Dictionary of National Biography, 1885-1900/Cornwallis, Frederick

CORNWALLIS, FREDERICK, D.D. (1713–1783), archbishop of Canterbury, seventh son of Charles, fourth lord Cornwallis, was born on 22 Feb. 1713. He was a twin brother of General Edward Cornwallis, and Cole relates that 'both the brothers at Eton school were so alike that it was difficult to know them asunder.' From Eton Frederick proceeded to Christ's College, Cambridge, of which he became a fellow (B.A. 1736, D.D. 1748). Cole says he 'was my schoolfellow and contemporary at the university, where no one was more beloved, or bore a better character than he did all the time of his residence therein: during which time, towards the latter end of it, he had the misfortune to have a stroke of the palsy, which took away the use of his right hand, and obliged him to write with his left, which he did very expeditiously; and I have often had the honour to play at cards with him, when it was wonderful to see how dexterously he would shuffle and play them.' In 1740 he was presented by his brother to the rectory of Chelmondiston, Suffolk, with which he held that of Tittleshall St. Mary, Norfolk; and afterwards he was appointed one of the king's chaplains-in-ordinary. He was appointed a canon of Windsor by patent dated 21 May 1746, and on 14 Jan. 1746-7 he was collated to the prebend of Leighton Ecclesia in the church of Lincoln.

On 19 Feb. 1749-50 he was consecrated bishop of Lichfield and Coventry, and on 14 Nov. 1766 he was nominated dean of St. Paul's. Soon after the death of Dr. Secker, he was appointed by the crown to succeed that prelate as archbishop of Canterbury. His election took place on 23 Aug. 1768, and he was enthroned at Canterbury on 6 Oct. following. He died at Lambeth Palace, after a few days' illness, on 19 March 1783, and was buried on the 27th in a vault under the communion-table in Lambeth Church.

He married on 8 Feb. 1759 Caroline, daughter of William Townshend, third son of Charles, second viscount Townshend, but had no issue.
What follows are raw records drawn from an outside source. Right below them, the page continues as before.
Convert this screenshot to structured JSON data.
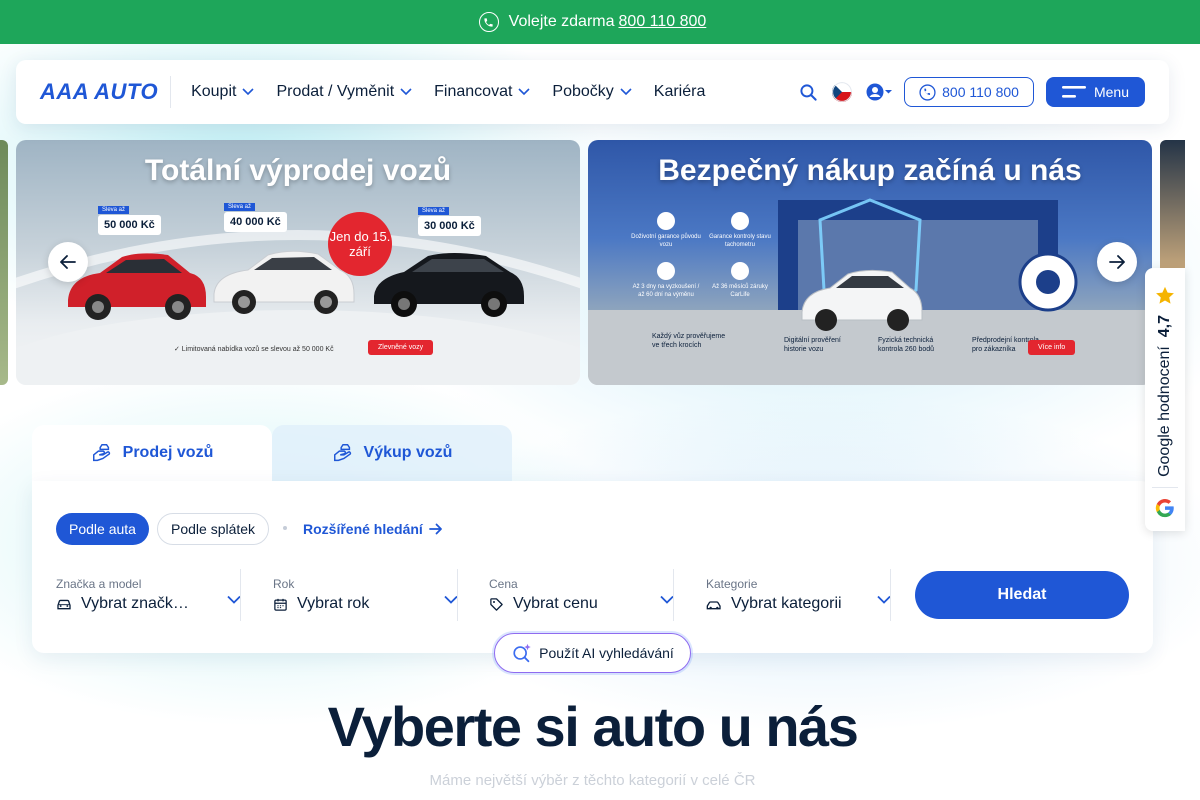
{
  "topbar": {
    "text": "Volejte zdarma",
    "phone": "800 110 800",
    "bg_color": "#1ea65a"
  },
  "header": {
    "logo": "AAA AUTO",
    "nav": [
      {
        "label": "Koupit",
        "has_dropdown": true
      },
      {
        "label": "Prodat / Vyměnit",
        "has_dropdown": true
      },
      {
        "label": "Financovat",
        "has_dropdown": true
      },
      {
        "label": "Pobočky",
        "has_dropdown": true
      },
      {
        "label": "Kariéra",
        "has_dropdown": false
      }
    ],
    "phone_button": "800 110 800",
    "menu_button": "Menu",
    "accent_color": "#1f57d6"
  },
  "banners": [
    {
      "title": "Totální výprodej vozů",
      "prices": [
        {
          "tag": "Sleva až",
          "amount": "50 000 Kč"
        },
        {
          "tag": "Sleva až",
          "amount": "40 000 Kč"
        },
        {
          "tag": "Sleva až",
          "amount": "30 000 Kč"
        }
      ],
      "date_badge": "Jen do 15. září",
      "footnote": "✓ Limitovaná nabídka vozů se slevou až 50 000 Kč",
      "cta": "Zlevněné vozy"
    },
    {
      "title": "Bezpečný nákup začíná u nás",
      "features": [
        "Doživotní garance původu vozu",
        "Garance kontroly stavu tachometru",
        "Až 3 dny na vyzkoušení / až 60 dní na výměnu",
        "Až 36 měsíců záruky CarLife"
      ],
      "steps": [
        "Každý vůz prověřujeme ve třech krocích",
        "Digitální prověření historie vozu",
        "Fyzická technická kontrola 260 bodů",
        "Předprodejní kontrola pro zákazníka"
      ],
      "cta": "Více info",
      "seal": "CERTIFIKOVANÝ BEZPEČNÝ NÁKUP VOZU"
    }
  ],
  "google_rating": {
    "label": "Google hodnocení",
    "score": "4,7"
  },
  "search": {
    "tabs": [
      {
        "label": "Prodej vozů",
        "active": true
      },
      {
        "label": "Výkup vozů",
        "active": false
      }
    ],
    "modes": [
      {
        "label": "Podle auta",
        "active": true
      },
      {
        "label": "Podle splátek",
        "active": false
      }
    ],
    "advanced_link": "Rozšířené hledání",
    "fields": [
      {
        "label": "Značka a model",
        "value": "Vybrat značk…",
        "icon": "car-icon"
      },
      {
        "label": "Rok",
        "value": "Vybrat rok",
        "icon": "calendar-icon"
      },
      {
        "label": "Cena",
        "value": "Vybrat cenu",
        "icon": "price-tag-icon"
      },
      {
        "label": "Kategorie",
        "value": "Vybrat kategorii",
        "icon": "car-category-icon"
      }
    ],
    "submit": "Hledat",
    "ai_button": "Použít AI vyhledávání"
  },
  "section": {
    "title": "Vyberte si auto u nás",
    "subtitle": "Máme největší výběr z těchto kategorií v celé ČR"
  }
}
She survived till 17 Sept. 1811.

Cornwallis, though inferior in learning to many of his predecessors, was much respected and beloved in his diocese. Hasted, the historian of Kent, writing from Canterbury, says: 'The archbishop gives great satisfaction to everybody here: his affability and courteous behaviour are much taken notice of, as very different from his predecessors.' At Lambeth Palace, from the instant he entered its walls, the invidious distinction of a separate table for the chaplains was abolished, and they always sat at the same board with himself. His hospitality was princely, especially on public days, it being formerly the custom for the archbishops of Canterbury, when resident at Lambeth Palace, to keep a public table one day in every week during the session of parliament. At one period Cornwallis was the object of some censure, because his lady was in the habit of holding routs on Sundays.

He published four single sermons, and contributed verses to the university collections on the marriage of the Prince of Orange (1733) and the marriage of Frederick, prince of Wales (1736). His portrait has been engraved by Fisher, from a painting by Dance.

[Gent. Mag. xlviii. 438, liii. pt. i. pp. 273, 279, 280; Hasted's Kent, iv. 760; Manning and Bray's Surrey, iii. 507; Cooke's Preacher's Assistant, ii. 90; Nichols's Lit. Anecd.; Nichols's Illustr. of Lit.; Brydges's Restituta, iv. 262; Evans's Cat. of Engraved Portraits, Nos. 2573-2574; Cat. of Printed Books in Brit. Mus.; Hollis's Memoirs, i. 429; Cole's Athenæ Cantab. C. ii. 214; Le Neve's Fasti (Hardy), i. 30, 558, ii. 175, 316, iii. 408; Sketches from Nature, in high preservation (1779), p. 46; Browne's Lambeth Palace, p. 162.]

T. C.